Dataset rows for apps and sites
━━━━━━

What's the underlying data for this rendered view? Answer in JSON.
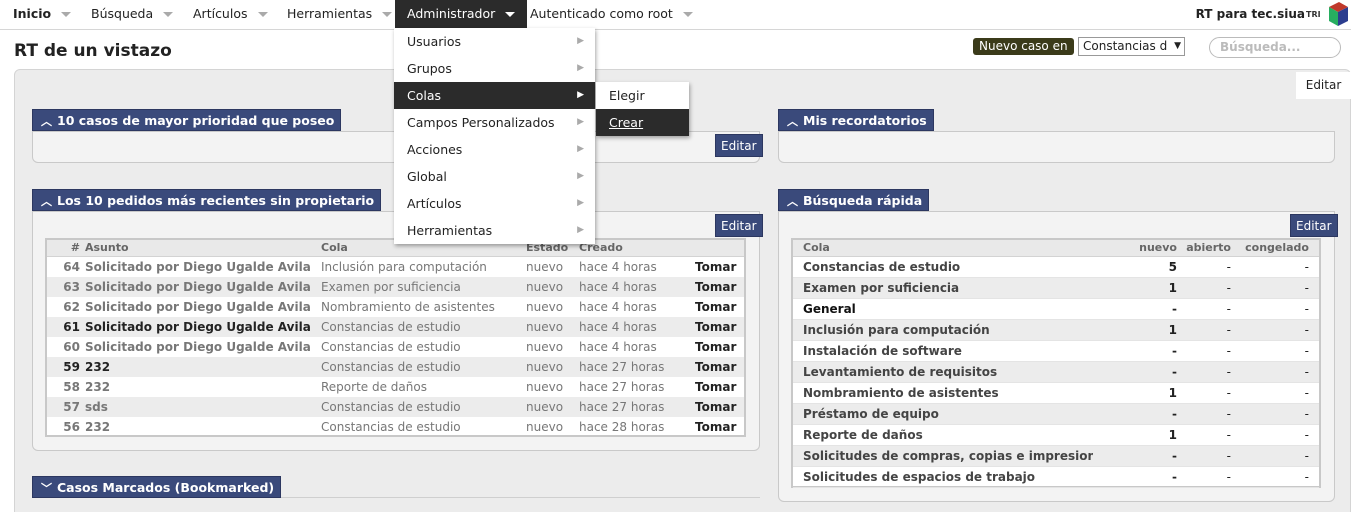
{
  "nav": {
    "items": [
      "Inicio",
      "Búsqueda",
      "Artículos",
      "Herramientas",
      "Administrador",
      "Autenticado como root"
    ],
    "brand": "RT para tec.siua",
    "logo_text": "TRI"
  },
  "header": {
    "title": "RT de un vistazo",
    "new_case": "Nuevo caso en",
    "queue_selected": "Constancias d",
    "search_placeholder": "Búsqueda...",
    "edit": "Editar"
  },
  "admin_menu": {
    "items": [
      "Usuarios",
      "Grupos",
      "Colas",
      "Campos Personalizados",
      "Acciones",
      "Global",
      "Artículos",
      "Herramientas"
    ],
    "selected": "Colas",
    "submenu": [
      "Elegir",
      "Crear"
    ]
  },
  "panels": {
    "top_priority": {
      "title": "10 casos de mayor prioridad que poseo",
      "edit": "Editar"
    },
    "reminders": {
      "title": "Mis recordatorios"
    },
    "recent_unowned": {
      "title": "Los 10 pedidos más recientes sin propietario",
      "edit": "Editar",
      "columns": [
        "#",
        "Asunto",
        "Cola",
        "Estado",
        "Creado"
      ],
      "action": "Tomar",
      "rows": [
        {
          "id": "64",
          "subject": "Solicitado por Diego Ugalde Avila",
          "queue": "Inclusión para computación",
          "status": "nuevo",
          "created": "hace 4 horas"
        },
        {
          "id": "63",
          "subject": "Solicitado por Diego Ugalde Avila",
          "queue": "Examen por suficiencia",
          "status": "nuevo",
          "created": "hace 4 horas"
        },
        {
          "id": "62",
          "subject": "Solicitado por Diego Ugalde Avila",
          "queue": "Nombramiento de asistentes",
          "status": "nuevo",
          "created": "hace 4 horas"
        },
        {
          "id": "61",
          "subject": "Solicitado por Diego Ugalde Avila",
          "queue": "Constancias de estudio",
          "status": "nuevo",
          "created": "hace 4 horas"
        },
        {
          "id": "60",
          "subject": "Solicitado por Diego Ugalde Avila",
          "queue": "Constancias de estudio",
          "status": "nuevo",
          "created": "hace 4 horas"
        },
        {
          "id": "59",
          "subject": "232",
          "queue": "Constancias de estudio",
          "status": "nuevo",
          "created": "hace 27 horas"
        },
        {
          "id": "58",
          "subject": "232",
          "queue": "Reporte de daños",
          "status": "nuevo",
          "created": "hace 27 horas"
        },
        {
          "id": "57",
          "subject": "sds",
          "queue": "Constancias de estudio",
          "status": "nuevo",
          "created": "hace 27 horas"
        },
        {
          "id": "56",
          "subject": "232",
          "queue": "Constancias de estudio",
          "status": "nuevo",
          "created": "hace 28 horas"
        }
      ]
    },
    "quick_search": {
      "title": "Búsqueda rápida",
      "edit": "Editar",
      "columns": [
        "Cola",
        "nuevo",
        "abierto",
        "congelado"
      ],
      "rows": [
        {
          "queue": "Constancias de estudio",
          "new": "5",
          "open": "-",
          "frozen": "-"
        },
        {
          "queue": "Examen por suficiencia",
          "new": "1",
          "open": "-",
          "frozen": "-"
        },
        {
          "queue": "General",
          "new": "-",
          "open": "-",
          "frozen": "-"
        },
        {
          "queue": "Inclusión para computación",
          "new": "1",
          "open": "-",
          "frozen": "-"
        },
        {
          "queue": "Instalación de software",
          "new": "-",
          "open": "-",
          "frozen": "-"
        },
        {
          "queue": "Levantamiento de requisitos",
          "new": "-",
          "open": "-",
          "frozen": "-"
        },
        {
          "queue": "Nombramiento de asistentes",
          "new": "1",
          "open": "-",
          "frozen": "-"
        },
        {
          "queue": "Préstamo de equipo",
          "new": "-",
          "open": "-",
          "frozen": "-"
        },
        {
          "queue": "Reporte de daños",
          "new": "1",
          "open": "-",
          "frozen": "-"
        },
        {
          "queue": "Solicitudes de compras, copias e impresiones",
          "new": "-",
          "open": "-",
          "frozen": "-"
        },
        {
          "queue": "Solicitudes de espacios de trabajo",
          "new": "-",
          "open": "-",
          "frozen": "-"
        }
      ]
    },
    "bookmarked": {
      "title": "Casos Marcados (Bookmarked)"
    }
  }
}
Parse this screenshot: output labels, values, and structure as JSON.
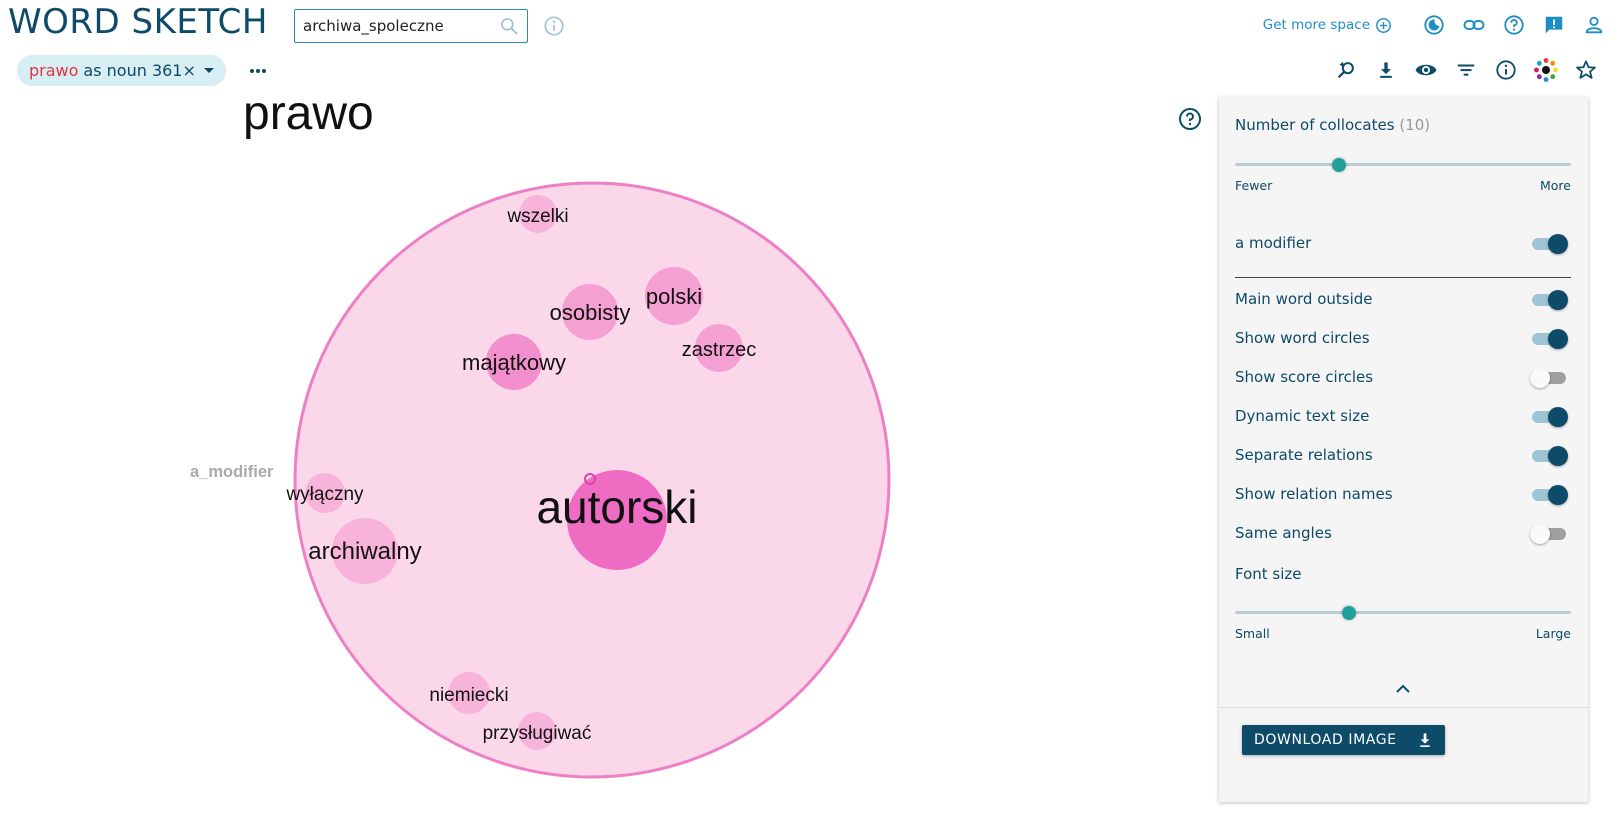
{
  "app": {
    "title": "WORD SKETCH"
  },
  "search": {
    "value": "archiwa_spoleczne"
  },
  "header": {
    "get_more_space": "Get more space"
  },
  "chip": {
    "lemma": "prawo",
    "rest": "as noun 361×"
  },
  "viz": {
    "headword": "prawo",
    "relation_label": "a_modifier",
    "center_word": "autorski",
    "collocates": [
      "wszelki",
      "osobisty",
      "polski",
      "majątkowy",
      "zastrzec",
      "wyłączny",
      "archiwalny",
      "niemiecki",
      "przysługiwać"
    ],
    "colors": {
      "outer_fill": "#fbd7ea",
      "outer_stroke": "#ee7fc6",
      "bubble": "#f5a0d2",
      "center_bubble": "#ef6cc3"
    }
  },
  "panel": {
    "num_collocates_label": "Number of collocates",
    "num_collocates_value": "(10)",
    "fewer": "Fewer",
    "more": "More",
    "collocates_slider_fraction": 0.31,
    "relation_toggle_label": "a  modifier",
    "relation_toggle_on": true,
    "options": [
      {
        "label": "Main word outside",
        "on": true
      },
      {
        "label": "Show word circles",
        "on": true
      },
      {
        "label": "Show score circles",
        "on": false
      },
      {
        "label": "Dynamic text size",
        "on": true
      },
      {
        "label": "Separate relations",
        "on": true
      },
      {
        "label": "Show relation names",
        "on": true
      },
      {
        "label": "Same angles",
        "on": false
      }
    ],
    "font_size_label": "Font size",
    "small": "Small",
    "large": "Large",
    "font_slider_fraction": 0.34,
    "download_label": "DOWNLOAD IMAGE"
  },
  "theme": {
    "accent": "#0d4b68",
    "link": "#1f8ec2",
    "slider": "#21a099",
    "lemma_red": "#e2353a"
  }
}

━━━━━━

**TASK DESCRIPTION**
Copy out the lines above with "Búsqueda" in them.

**WRITTEN SOLUTION**
      "Búsqueda",
    "search_placeholder": "Búsqueda...",
      "title": "Búsqueda rápida",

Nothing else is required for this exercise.